His politics in the Netherlands isn’t good but William of Orange, Antonio Pérez and many others wrote false stories about him.

I don’t understand that him to be a devil in the Dutch History classrooms, to some people don’t like his historical figure and others love his historical figure but the History must be objective. For example, many people in Spain don’t like Napoleon Bonaparte but at least in my History classrooms, he wasn’t a devil.

Personally, I love Philip II, I’m absolutely fascinated with him for many years, but he was human, he wasn’t a saint or devil.

Well, since I started university, I’ve discovered that many things you learn about history in school are extremely old-fashioned. That’s why I wanted to find out more about Felipe, because I only ever heard of him in the context of the Dutch Rebellion, and traditionally, he is depicted as the great antagonist in that conflict. It’s funny, because his father is much more positively viewed, while he held the same views about religion.


12 hours ago // 2 notes
mysweetphilosophy:

omgplants:

b-n-s-i:

雪柳

Tiny bonsai like this is literal plant magic. I swear.

jespru
it bonsize ;D

It verr’ bonsize, yes
fotojournalismus:

Approaching Shadow, 1954. Photo by Fan Ho.
Fan Ho is one of Asia’s most beloved street photographers, capturing the spirit of Hong Kong in the 1950s and 60s.
(via guardian)

french-verbz:

"Learning a foreign language is cultural appropriation." says the English speakers for whom most of the world’s media content is available in their native language and have never been in a situation where their safety or ability to communicate has been compromised due to language barriers.

(via polyglottalstop)


22 hours ago // 263 notes

leafmealoen:

Transphobic U.S. Congressman edits Wikipedia to include hate speech for Laverne Cox   

sunshien:

glutenfreevodka:

wdya:

Someone with an IP address sourcing to the House of Representatives just edited the Orange Is the New Black Wikipedia page with the telling summary of “not a woman.”

That’s right, this Congressman edited out a sentence hailing the show for including “the first ever women-in-prison narrative to be played by a real transgender woman.”  What did he replace it with?  Hate speech.

The Congressman called Cox a “man pretending to be a woman,” and linked to an offensive article by National Review Online aptly titled “Laverne Cox Is Not a Woman.”
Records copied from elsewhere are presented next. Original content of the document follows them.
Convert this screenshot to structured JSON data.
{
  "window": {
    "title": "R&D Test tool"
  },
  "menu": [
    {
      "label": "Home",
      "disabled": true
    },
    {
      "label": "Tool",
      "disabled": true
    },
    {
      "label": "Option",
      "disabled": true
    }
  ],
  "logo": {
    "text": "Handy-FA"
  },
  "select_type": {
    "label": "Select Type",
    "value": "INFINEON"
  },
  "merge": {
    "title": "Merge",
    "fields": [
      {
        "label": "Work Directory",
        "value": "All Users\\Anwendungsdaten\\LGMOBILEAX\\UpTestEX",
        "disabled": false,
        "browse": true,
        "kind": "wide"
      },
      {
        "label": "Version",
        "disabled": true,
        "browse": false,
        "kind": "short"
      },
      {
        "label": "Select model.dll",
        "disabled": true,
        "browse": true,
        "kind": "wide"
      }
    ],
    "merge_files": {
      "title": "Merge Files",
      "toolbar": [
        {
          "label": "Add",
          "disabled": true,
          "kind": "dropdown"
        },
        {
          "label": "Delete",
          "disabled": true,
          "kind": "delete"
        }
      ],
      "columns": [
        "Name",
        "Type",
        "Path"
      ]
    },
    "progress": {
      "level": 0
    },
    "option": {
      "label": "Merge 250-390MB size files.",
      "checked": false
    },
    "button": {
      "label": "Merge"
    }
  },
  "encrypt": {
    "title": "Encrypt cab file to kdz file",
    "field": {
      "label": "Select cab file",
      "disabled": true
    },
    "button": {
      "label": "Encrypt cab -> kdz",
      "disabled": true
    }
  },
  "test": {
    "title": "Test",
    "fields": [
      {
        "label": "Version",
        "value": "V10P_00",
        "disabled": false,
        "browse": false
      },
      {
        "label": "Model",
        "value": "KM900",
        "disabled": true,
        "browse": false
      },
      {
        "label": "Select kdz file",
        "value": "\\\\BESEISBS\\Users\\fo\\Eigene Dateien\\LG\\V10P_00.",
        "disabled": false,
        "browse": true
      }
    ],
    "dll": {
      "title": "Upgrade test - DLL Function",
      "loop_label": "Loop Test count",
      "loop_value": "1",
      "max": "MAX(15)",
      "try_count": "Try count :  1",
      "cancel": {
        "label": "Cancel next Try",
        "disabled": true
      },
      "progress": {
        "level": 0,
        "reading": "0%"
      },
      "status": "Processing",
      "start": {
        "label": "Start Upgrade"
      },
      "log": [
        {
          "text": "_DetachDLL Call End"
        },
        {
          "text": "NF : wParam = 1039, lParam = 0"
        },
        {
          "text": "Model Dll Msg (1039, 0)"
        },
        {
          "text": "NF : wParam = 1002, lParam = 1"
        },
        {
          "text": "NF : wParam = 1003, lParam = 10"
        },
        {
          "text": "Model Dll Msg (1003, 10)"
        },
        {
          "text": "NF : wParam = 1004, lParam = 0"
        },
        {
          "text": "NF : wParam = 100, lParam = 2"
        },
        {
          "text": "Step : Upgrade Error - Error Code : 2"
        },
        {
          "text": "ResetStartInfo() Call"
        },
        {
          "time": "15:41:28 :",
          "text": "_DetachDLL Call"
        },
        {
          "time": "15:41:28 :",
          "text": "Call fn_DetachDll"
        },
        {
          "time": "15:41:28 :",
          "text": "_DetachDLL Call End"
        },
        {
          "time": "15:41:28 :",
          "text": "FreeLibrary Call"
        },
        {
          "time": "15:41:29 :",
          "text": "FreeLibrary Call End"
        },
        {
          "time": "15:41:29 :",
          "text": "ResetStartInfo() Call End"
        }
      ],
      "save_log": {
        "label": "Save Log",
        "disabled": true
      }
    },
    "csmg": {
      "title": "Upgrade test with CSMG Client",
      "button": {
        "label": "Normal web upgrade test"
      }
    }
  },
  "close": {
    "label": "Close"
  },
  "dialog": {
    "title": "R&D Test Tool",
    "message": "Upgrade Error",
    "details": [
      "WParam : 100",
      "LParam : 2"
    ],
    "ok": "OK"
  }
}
The change has since been reversed and the IP address has been banned from editing Wikipedia for a month, but you can see the original edit he made in the link above.

The change was spotted by a Twitter bot which tweets out links any time a Congressional IP address edits Wikipedia.

Spread this like wildfire.

(articles on The A.V. Club, Yahoo, and NY Daily News)

Oh my god

i don’t know if everyone else knows about this or not, but i just went onto the twitterbot’s page and this is not just about laverne cox, someone from congress has been editing multiple articles concerning transgender people (mostly women) and laverne was probably the first trans celebrity they could think of, other edits have been made including:

(source)

(source)

(source)

this is not just about laverne cox, do not just make it about laverne cox, this is not one person being transphobic towards a celebrity we like, there is someone in congress with an agenda of misinformation actively trying to slander the trans community through wikipedia.


22 hours ago // 28,191 notes